The Tarnished GoldAlbum |
Laurel Canyon revivalists return.

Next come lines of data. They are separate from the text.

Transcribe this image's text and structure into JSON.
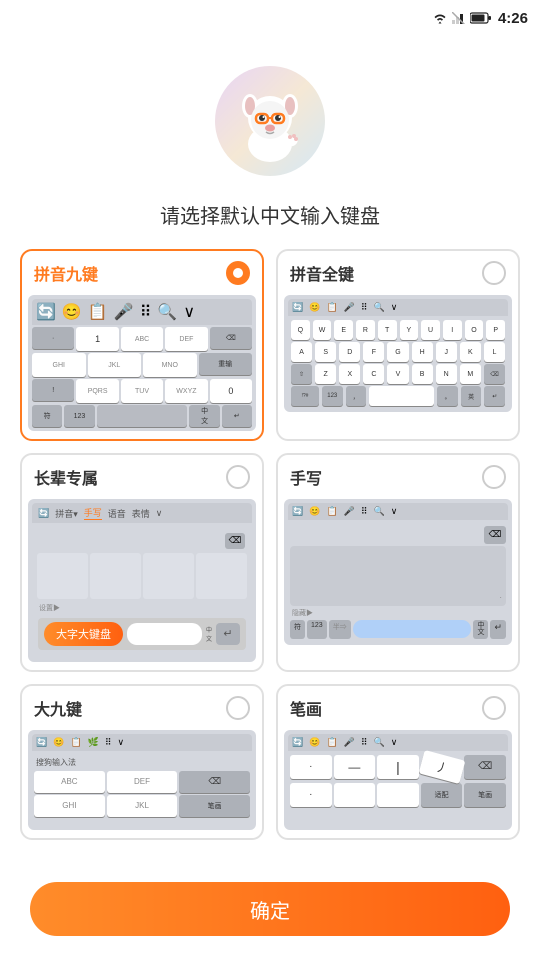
{
  "statusBar": {
    "time": "4:26"
  },
  "header": {
    "title": "请选择默认中文输入键盘"
  },
  "confirm": {
    "label": "确定"
  },
  "keyboards": [
    {
      "id": "nine-key",
      "title": "拼音九键",
      "selected": true,
      "type": "nine-key"
    },
    {
      "id": "full-key",
      "title": "拼音全键",
      "selected": false,
      "type": "full-key"
    },
    {
      "id": "elder",
      "title": "长辈专属",
      "selected": false,
      "type": "elder"
    },
    {
      "id": "handwrite",
      "title": "手写",
      "selected": false,
      "type": "handwrite"
    },
    {
      "id": "big-nine",
      "title": "大九键",
      "selected": false,
      "type": "big-nine"
    },
    {
      "id": "stroke",
      "title": "笔画",
      "selected": false,
      "type": "stroke"
    }
  ],
  "nineKeyRows": [
    [
      "·",
      "1",
      "ABC",
      "DEF",
      "⌫"
    ],
    [
      "GHI",
      "JKL",
      "MNO",
      "重输"
    ],
    [
      "!",
      "PQRS",
      "TUV",
      "WXYZ",
      "0"
    ],
    [
      "符",
      "123",
      "　",
      "中",
      "↵"
    ]
  ],
  "fullKeyRows": [
    [
      "Q",
      "W",
      "E",
      "R",
      "T",
      "Y",
      "U",
      "I",
      "O",
      "P"
    ],
    [
      "A",
      "S",
      "D",
      "F",
      "G",
      "H",
      "J",
      "K",
      "L"
    ],
    [
      "⇧",
      "Z",
      "X",
      "C",
      "V",
      "B",
      "N",
      "M",
      "⌫"
    ],
    [
      "!?#",
      "123",
      "，",
      "　",
      "。",
      "英",
      "↵"
    ]
  ],
  "strokeRows": [
    [
      "·",
      "—",
      "|",
      "丿",
      "⌫"
    ],
    [
      "·",
      "",
      "",
      "",
      "适配",
      "笔画"
    ]
  ]
}
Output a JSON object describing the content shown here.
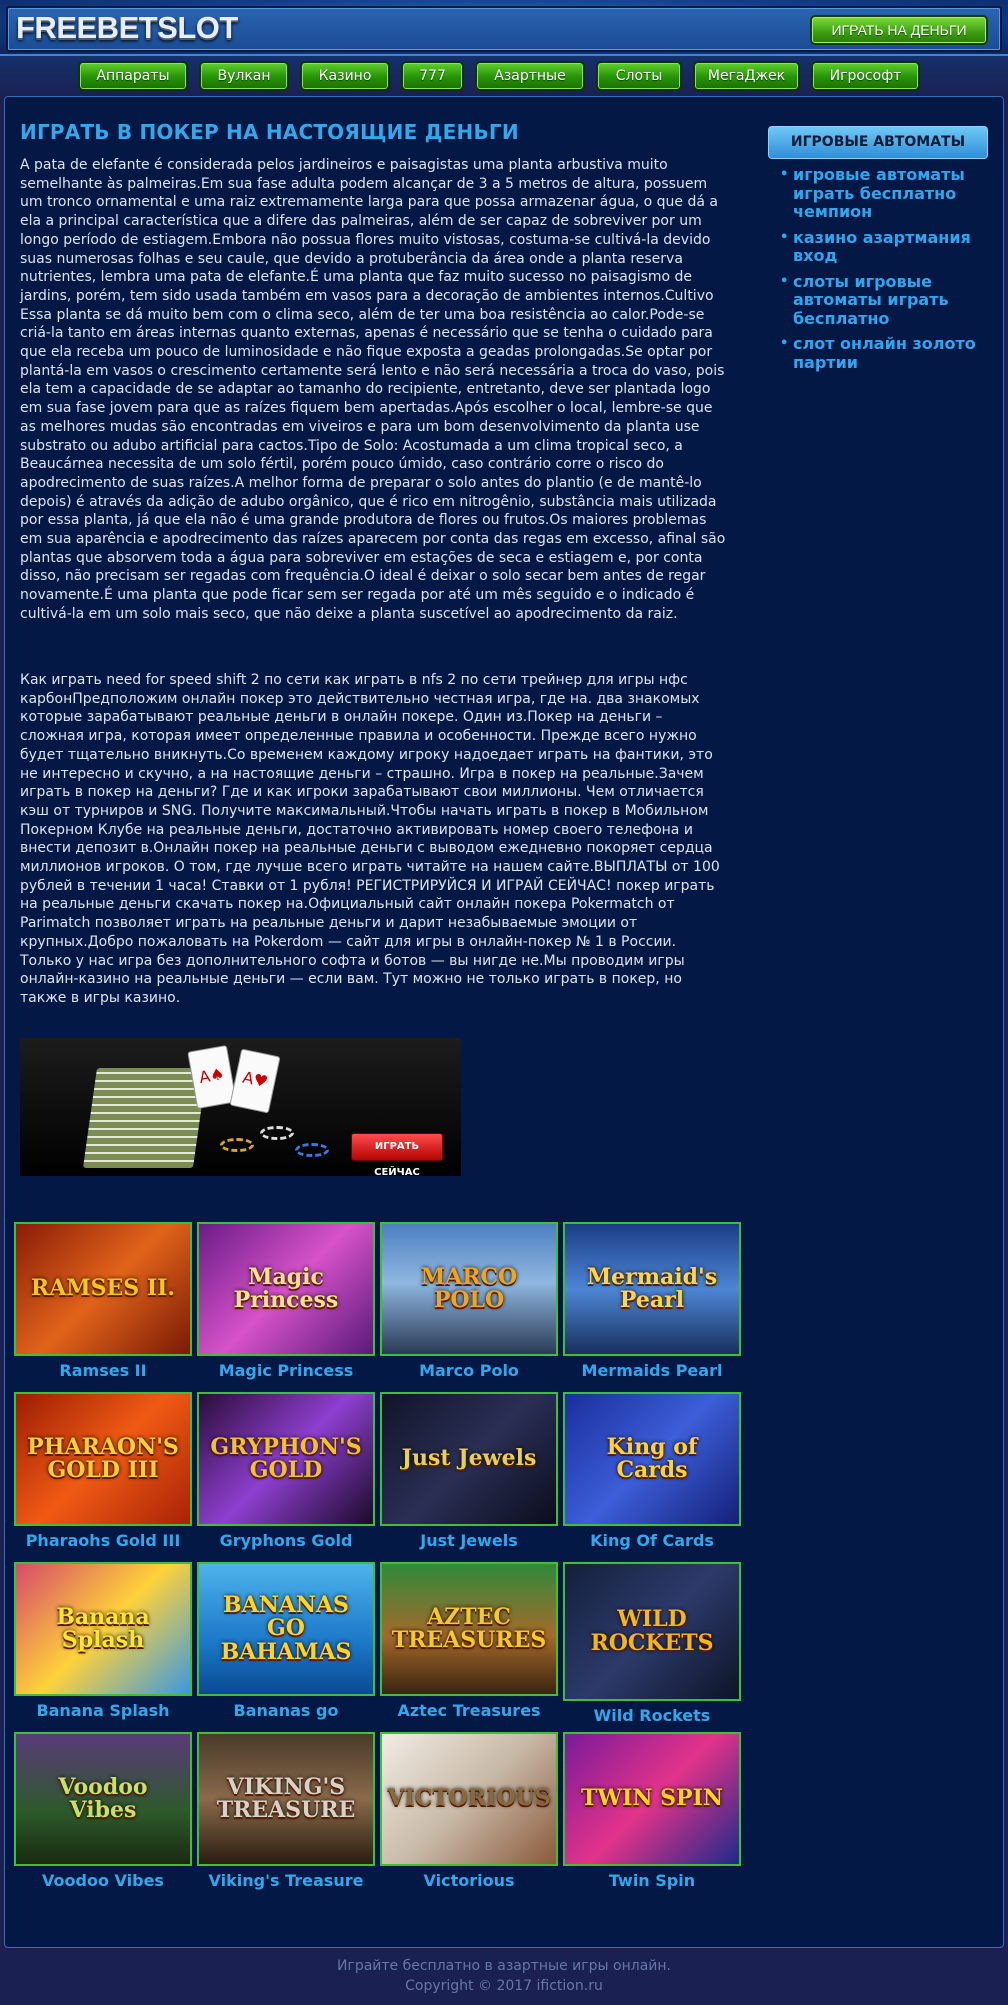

Back at the turn of the millennium, Beachwood Sparks felt like some kind of weird throwback. Their two (really quite good) albums were unapologetically indebted to the countrified folk-rock of Los Angeles at the dawn of the 1970s, when folk-rock and psychedelia fused into the Laurel Canyon sound, and the band didn't seem musically connected to anything else that was going on at the time. They were treated as a curiosity when they weren't being actively ignored. Ironically, it turns out that Beachwood Sparks were a decade ahead of the curve as well as three decades behind. In a world where acts like Fleet Foxes and Bon Iver are Grammy-winning media stars and two-thirds of the kids in Brooklyn are sporting Garth Hudson-style neckbeards, Beachwood Sparks' cosmic country sounds far less foreign to modern indie ears. Despite the 11-year interval, The Tarnished Gold sounds pretty much exactly like its two predecessors: plenty of floating pedal steel guitar, Byrds-style harmonies, tempos that rarely rise beyond "mosey," and an overall patchouli-and-skunkweed vibe. But while the band's revivalist tendencies are in full swing -- "Leave That Light On" is more than a little reminiscent of Fleetwood Mac's "Albatross," and "The Orange Grass Special" finds the group in full Nitty Gritty Dirt Band mode -- the songs are consistently strong, making The Tarnished Gold a fine complement to Beachwood Sparks' younger neo-country-rock compatriots, as well as the perfect soundtrack for a sweltering midsummer night.